| 93 | |
| 94 | The idea is that a type is in the `Rep` class if its ''next'' parameter is representational. Thus, we would have instances `Rep Maybe`, `Rep []`, `Rep Either`, `Rep (Either a)`, etc. We would ''not'' have `Rep G`, where `G` is a GADT. |
| 95 | |
| 96 | Using this, we can define GND over `join` thus (continuing the [#join example] above): |
| 97 | |
| 98 | {{{ |
| 99 | instance (Rep m, Monad m) => Monad (T m) where |
| 100 | ... |
| 101 | join = case co :: Coercion (m (m a)) (m (T m a)) of |
| 102 | Coercion -> coerce (join :: m (m a) -> m a) |
| 103 | :: forall a. T m (T m a) -> T m a |
| 104 | }}} |
| 105 | |
| 106 | This compiles without difficulty. |
| 107 | |
| 108 | Of course, we need to bake this reasoning into the compiler and the existing `Coercible` solver, essentially with a `Coercible` "instance" like |
| 109 | |
| 110 | {{{ |
| 111 | instance (Rep f, Coercible a b) => Coercible (f a) (f b) |

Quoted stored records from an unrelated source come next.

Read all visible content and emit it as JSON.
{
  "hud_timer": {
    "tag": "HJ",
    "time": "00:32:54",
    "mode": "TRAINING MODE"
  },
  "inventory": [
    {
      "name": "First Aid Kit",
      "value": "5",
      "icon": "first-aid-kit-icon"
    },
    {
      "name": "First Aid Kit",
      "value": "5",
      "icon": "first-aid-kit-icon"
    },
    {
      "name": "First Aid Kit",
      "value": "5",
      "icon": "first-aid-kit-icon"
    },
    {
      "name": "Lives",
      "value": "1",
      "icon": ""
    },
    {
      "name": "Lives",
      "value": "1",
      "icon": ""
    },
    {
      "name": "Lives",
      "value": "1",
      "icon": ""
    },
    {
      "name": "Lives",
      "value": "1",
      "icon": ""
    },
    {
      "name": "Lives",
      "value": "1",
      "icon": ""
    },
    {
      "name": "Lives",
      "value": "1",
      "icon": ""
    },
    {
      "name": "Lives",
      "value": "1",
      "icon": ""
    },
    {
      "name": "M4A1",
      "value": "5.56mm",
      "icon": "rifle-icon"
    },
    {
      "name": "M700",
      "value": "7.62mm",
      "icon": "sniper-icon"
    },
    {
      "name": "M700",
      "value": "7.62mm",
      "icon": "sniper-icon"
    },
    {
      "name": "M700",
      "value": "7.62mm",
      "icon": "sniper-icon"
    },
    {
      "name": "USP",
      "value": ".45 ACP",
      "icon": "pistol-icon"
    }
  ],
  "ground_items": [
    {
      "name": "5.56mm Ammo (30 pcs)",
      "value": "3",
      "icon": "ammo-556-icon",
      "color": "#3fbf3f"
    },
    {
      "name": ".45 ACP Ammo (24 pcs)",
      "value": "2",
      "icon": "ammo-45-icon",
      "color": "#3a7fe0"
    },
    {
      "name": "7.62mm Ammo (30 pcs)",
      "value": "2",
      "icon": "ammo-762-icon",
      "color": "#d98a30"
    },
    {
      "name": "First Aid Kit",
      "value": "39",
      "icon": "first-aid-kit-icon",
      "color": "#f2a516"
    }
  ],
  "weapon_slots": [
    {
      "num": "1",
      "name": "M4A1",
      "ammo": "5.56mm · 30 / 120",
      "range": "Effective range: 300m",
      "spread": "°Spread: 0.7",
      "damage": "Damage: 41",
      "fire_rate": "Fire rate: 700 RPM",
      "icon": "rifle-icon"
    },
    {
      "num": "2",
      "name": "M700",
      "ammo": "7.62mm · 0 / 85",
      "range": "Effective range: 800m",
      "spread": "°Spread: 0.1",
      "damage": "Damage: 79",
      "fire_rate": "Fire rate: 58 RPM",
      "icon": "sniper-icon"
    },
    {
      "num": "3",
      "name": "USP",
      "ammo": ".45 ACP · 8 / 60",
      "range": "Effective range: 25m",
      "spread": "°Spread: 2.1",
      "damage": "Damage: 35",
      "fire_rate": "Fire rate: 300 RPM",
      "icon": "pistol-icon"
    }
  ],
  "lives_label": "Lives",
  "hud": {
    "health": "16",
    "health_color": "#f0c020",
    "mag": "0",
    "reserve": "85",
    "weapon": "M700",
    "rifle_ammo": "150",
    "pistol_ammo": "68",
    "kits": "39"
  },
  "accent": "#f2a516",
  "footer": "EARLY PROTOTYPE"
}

| 112 | }}} |
| 113 | |
| 114 | We also would want automatic generation of instances of `Rep`, not unlike the generation of instances for `Coercible`. |
| 115 | |
| 116 | === Open user-facing design questions === |
| 117 | |
| 118 | 1. How far should instance generation go? For example, for the type |
| 119 | |
| 120 | {{{ |
| 121 | newtype ReaderT r m a = ReaderT (r -> m a) |
| 122 | }}} |
| 123 | |
| 124 | the instance |
| 125 | |
| 126 | {{{ |
| 127 | instance Rep m => Rep (ReaderT r m) |
| 128 | }}} |
| 129 | |
| 130 | can be written. Should this be inferred? I (Richard) can imagine a beefed up role inference algorithm which could figure this out. But, perhaps there exist harder cases that would not be inferrable. |
| 131 | |
| 132 | 2. Should users be able to write instances for `Rep` by hand? They cannot do so for `Coercible`. |
| 133 | |
| 134 | 3. What should the method in `Rep` be? `Coercion a b -> Coercion (f a) (f b)`, `Coercible a b => Coercion (f a) (f b)`, and `Coercible a b => Coercible (f a) (f b)` (definable internally) are all contenders. |
| 135 | |
| 136 | 4. Should we do something analogous for phantom roles? |
| 137 | |
| 138 | === Open implementation questions === |
| 139 | |
| 140 | 1. Currently, all coercions (including representational ones) are unboxed (and thus take up exactly 0 bits) in a running program. (We ignore `-fdefer-type-errors` here.) But, Core has no way of expressing ''functions'' in the coercion language, and the `co` method above essentially desugars to a coercion function. Either we have to add functions to the language of coercions, or we have to keep the coercions generated by `Rep` instances boxed at runtime, taking of the space of a pointer and potentially an unevaluated thunk. |
| 141 | |
| 142 | 2. The `ReaderT` example defined `ReaderT` as a newtype. The `Rep` instance shown is indeed writable by hand, right now. But, if `ReaderT` were defined as a ''data'' type, the `Rep` instance would be impossible to write, as there are no newtype-unwrapping instances. It seems a new form of axiom would be necessary to implement this trick for data types. This axiom would have to be produced at the data type definition, much like how newtype axioms are produced with newtype definitions. |
| 143 | |
| 144 | 3. The `Coercible` solver is getting somewhat involved already (#9117, #9131) |